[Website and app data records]
+-------+
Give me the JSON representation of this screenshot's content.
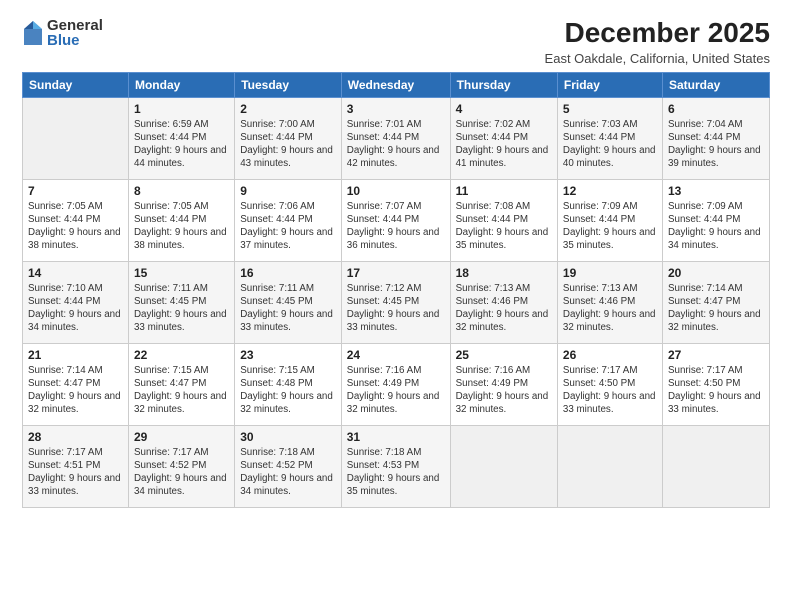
{
  "logo": {
    "general": "General",
    "blue": "Blue"
  },
  "title": "December 2025",
  "subtitle": "East Oakdale, California, United States",
  "weekdays": [
    "Sunday",
    "Monday",
    "Tuesday",
    "Wednesday",
    "Thursday",
    "Friday",
    "Saturday"
  ],
  "weeks": [
    [
      {
        "day": "",
        "info": ""
      },
      {
        "day": "1",
        "info": "Sunrise: 6:59 AM\nSunset: 4:44 PM\nDaylight: 9 hours\nand 44 minutes."
      },
      {
        "day": "2",
        "info": "Sunrise: 7:00 AM\nSunset: 4:44 PM\nDaylight: 9 hours\nand 43 minutes."
      },
      {
        "day": "3",
        "info": "Sunrise: 7:01 AM\nSunset: 4:44 PM\nDaylight: 9 hours\nand 42 minutes."
      },
      {
        "day": "4",
        "info": "Sunrise: 7:02 AM\nSunset: 4:44 PM\nDaylight: 9 hours\nand 41 minutes."
      },
      {
        "day": "5",
        "info": "Sunrise: 7:03 AM\nSunset: 4:44 PM\nDaylight: 9 hours\nand 40 minutes."
      },
      {
        "day": "6",
        "info": "Sunrise: 7:04 AM\nSunset: 4:44 PM\nDaylight: 9 hours\nand 39 minutes."
      }
    ],
    [
      {
        "day": "7",
        "info": "Sunrise: 7:05 AM\nSunset: 4:44 PM\nDaylight: 9 hours\nand 38 minutes."
      },
      {
        "day": "8",
        "info": "Sunrise: 7:05 AM\nSunset: 4:44 PM\nDaylight: 9 hours\nand 38 minutes."
      },
      {
        "day": "9",
        "info": "Sunrise: 7:06 AM\nSunset: 4:44 PM\nDaylight: 9 hours\nand 37 minutes."
      },
      {
        "day": "10",
        "info": "Sunrise: 7:07 AM\nSunset: 4:44 PM\nDaylight: 9 hours\nand 36 minutes."
      },
      {
        "day": "11",
        "info": "Sunrise: 7:08 AM\nSunset: 4:44 PM\nDaylight: 9 hours\nand 35 minutes."
      },
      {
        "day": "12",
        "info": "Sunrise: 7:09 AM\nSunset: 4:44 PM\nDaylight: 9 hours\nand 35 minutes."
      },
      {
        "day": "13",
        "info": "Sunrise: 7:09 AM\nSunset: 4:44 PM\nDaylight: 9 hours\nand 34 minutes."
      }
    ],
    [
      {
        "day": "14",
        "info": "Sunrise: 7:10 AM\nSunset: 4:44 PM\nDaylight: 9 hours\nand 34 minutes."
      },
      {
        "day": "15",
        "info": "Sunrise: 7:11 AM\nSunset: 4:45 PM\nDaylight: 9 hours\nand 33 minutes."
      },
      {
        "day": "16",
        "info": "Sunrise: 7:11 AM\nSunset: 4:45 PM\nDaylight: 9 hours\nand 33 minutes."
      },
      {
        "day": "17",
        "info": "Sunrise: 7:12 AM\nSunset: 4:45 PM\nDaylight: 9 hours\nand 33 minutes."
      },
      {
        "day": "18",
        "info": "Sunrise: 7:13 AM\nSunset: 4:46 PM\nDaylight: 9 hours\nand 32 minutes."
      },
      {
        "day": "19",
        "info": "Sunrise: 7:13 AM\nSunset: 4:46 PM\nDaylight: 9 hours\nand 32 minutes."
      },
      {
        "day": "20",
        "info": "Sunrise: 7:14 AM\nSunset: 4:47 PM\nDaylight: 9 hours\nand 32 minutes."
      }
    ],
    [
      {
        "day": "21",
        "info": "Sunrise: 7:14 AM\nSunset: 4:47 PM\nDaylight: 9 hours\nand 32 minutes."
      },
      {
        "day": "22",
        "info": "Sunrise: 7:15 AM\nSunset: 4:47 PM\nDaylight: 9 hours\nand 32 minutes."
      },
      {
        "day": "23",
        "info": "Sunrise: 7:15 AM\nSunset: 4:48 PM\nDaylight: 9 hours\nand 32 minutes."
      },
      {
        "day": "24",
        "info": "Sunrise: 7:16 AM\nSunset: 4:49 PM\nDaylight: 9 hours\nand 32 minutes."
      },
      {
        "day": "25",
        "info": "Sunrise: 7:16 AM\nSunset: 4:49 PM\nDaylight: 9 hours\nand 32 minutes."
      },
      {
        "day": "26",
        "info": "Sunrise: 7:17 AM\nSunset: 4:50 PM\nDaylight: 9 hours\nand 33 minutes."
      },
      {
        "day": "27",
        "info": "Sunrise: 7:17 AM\nSunset: 4:50 PM\nDaylight: 9 hours\nand 33 minutes."
      }
    ],
    [
      {
        "day": "28",
        "info": "Sunrise: 7:17 AM\nSunset: 4:51 PM\nDaylight: 9 hours\nand 33 minutes."
      },
      {
        "day": "29",
        "info": "Sunrise: 7:17 AM\nSunset: 4:52 PM\nDaylight: 9 hours\nand 34 minutes."
      },
      {
        "day": "30",
        "info": "Sunrise: 7:18 AM\nSunset: 4:52 PM\nDaylight: 9 hours\nand 34 minutes."
      },
      {
        "day": "31",
        "info": "Sunrise: 7:18 AM\nSunset: 4:53 PM\nDaylight: 9 hours\nand 35 minutes."
      },
      {
        "day": "",
        "info": ""
      },
      {
        "day": "",
        "info": ""
      },
      {
        "day": "",
        "info": ""
      }
    ]
  ]
}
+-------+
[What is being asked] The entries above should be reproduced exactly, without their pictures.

[Written answer]
Give me the JSON representation of this screenshot's content.
{
  "logo": {
    "general": "General",
    "blue": "Blue"
  },
  "title": "December 2025",
  "subtitle": "East Oakdale, California, United States",
  "weekdays": [
    "Sunday",
    "Monday",
    "Tuesday",
    "Wednesday",
    "Thursday",
    "Friday",
    "Saturday"
  ],
  "weeks": [
    [
      {
        "day": "",
        "info": ""
      },
      {
        "day": "1",
        "info": "Sunrise: 6:59 AM\nSunset: 4:44 PM\nDaylight: 9 hours\nand 44 minutes."
      },
      {
        "day": "2",
        "info": "Sunrise: 7:00 AM\nSunset: 4:44 PM\nDaylight: 9 hours\nand 43 minutes."
      },
      {
        "day": "3",
        "info": "Sunrise: 7:01 AM\nSunset: 4:44 PM\nDaylight: 9 hours\nand 42 minutes."
      },
      {
        "day": "4",
        "info": "Sunrise: 7:02 AM\nSunset: 4:44 PM\nDaylight: 9 hours\nand 41 minutes."
      },
      {
        "day": "5",
        "info": "Sunrise: 7:03 AM\nSunset: 4:44 PM\nDaylight: 9 hours\nand 40 minutes."
      },
      {
        "day": "6",
        "info": "Sunrise: 7:04 AM\nSunset: 4:44 PM\nDaylight: 9 hours\nand 39 minutes."
      }
    ],
    [
      {
        "day": "7",
        "info": "Sunrise: 7:05 AM\nSunset: 4:44 PM\nDaylight: 9 hours\nand 38 minutes."
      },
      {
        "day": "8",
        "info": "Sunrise: 7:05 AM\nSunset: 4:44 PM\nDaylight: 9 hours\nand 38 minutes."
      },
      {
        "day": "9",
        "info": "Sunrise: 7:06 AM\nSunset: 4:44 PM\nDaylight: 9 hours\nand 37 minutes."
      },
      {
        "day": "10",
        "info": "Sunrise: 7:07 AM\nSunset: 4:44 PM\nDaylight: 9 hours\nand 36 minutes."
      },
      {
        "day": "11",
        "info": "Sunrise: 7:08 AM\nSunset: 4:44 PM\nDaylight: 9 hours\nand 35 minutes."
      },
      {
        "day": "12",
        "info": "Sunrise: 7:09 AM\nSunset: 4:44 PM\nDaylight: 9 hours\nand 35 minutes."
      },
      {
        "day": "13",
        "info": "Sunrise: 7:09 AM\nSunset: 4:44 PM\nDaylight: 9 hours\nand 34 minutes."
      }
    ],
    [
      {
        "day": "14",
        "info": "Sunrise: 7:10 AM\nSunset: 4:44 PM\nDaylight: 9 hours\nand 34 minutes."
      },
      {
        "day": "15",
        "info": "Sunrise: 7:11 AM\nSunset: 4:45 PM\nDaylight: 9 hours\nand 33 minutes."
      },
      {
        "day": "16",
        "info": "Sunrise: 7:11 AM\nSunset: 4:45 PM\nDaylight: 9 hours\nand 33 minutes."
      },
      {
        "day": "17",
        "info": "Sunrise: 7:12 AM\nSunset: 4:45 PM\nDaylight: 9 hours\nand 33 minutes."
      },
      {
        "day": "18",
        "info": "Sunrise: 7:13 AM\nSunset: 4:46 PM\nDaylight: 9 hours\nand 32 minutes."
      },
      {
        "day": "19",
        "info": "Sunrise: 7:13 AM\nSunset: 4:46 PM\nDaylight: 9 hours\nand 32 minutes."
      },
      {
        "day": "20",
        "info": "Sunrise: 7:14 AM\nSunset: 4:47 PM\nDaylight: 9 hours\nand 32 minutes."
      }
    ],
    [
      {
        "day": "21",
        "info": "Sunrise: 7:14 AM\nSunset: 4:47 PM\nDaylight: 9 hours\nand 32 minutes."
      },
      {
        "day": "22",
        "info": "Sunrise: 7:15 AM\nSunset: 4:47 PM\nDaylight: 9 hours\nand 32 minutes."
      },
      {
        "day": "23",
        "info": "Sunrise: 7:15 AM\nSunset: 4:48 PM\nDaylight: 9 hours\nand 32 minutes."
      },
      {
        "day": "24",
        "info": "Sunrise: 7:16 AM\nSunset: 4:49 PM\nDaylight: 9 hours\nand 32 minutes."
      },
      {
        "day": "25",
        "info": "Sunrise: 7:16 AM\nSunset: 4:49 PM\nDaylight: 9 hours\nand 32 minutes."
      },
      {
        "day": "26",
        "info": "Sunrise: 7:17 AM\nSunset: 4:50 PM\nDaylight: 9 hours\nand 33 minutes."
      },
      {
        "day": "27",
        "info": "Sunrise: 7:17 AM\nSunset: 4:50 PM\nDaylight: 9 hours\nand 33 minutes."
      }
    ],
    [
      {
        "day": "28",
        "info": "Sunrise: 7:17 AM\nSunset: 4:51 PM\nDaylight: 9 hours\nand 33 minutes."
      },
      {
        "day": "29",
        "info": "Sunrise: 7:17 AM\nSunset: 4:52 PM\nDaylight: 9 hours\nand 34 minutes."
      },
      {
        "day": "30",
        "info": "Sunrise: 7:18 AM\nSunset: 4:52 PM\nDaylight: 9 hours\nand 34 minutes."
      },
      {
        "day": "31",
        "info": "Sunrise: 7:18 AM\nSunset: 4:53 PM\nDaylight: 9 hours\nand 35 minutes."
      },
      {
        "day": "",
        "info": ""
      },
      {
        "day": "",
        "info": ""
      },
      {
        "day": "",
        "info": ""
      }
    ]
  ]
}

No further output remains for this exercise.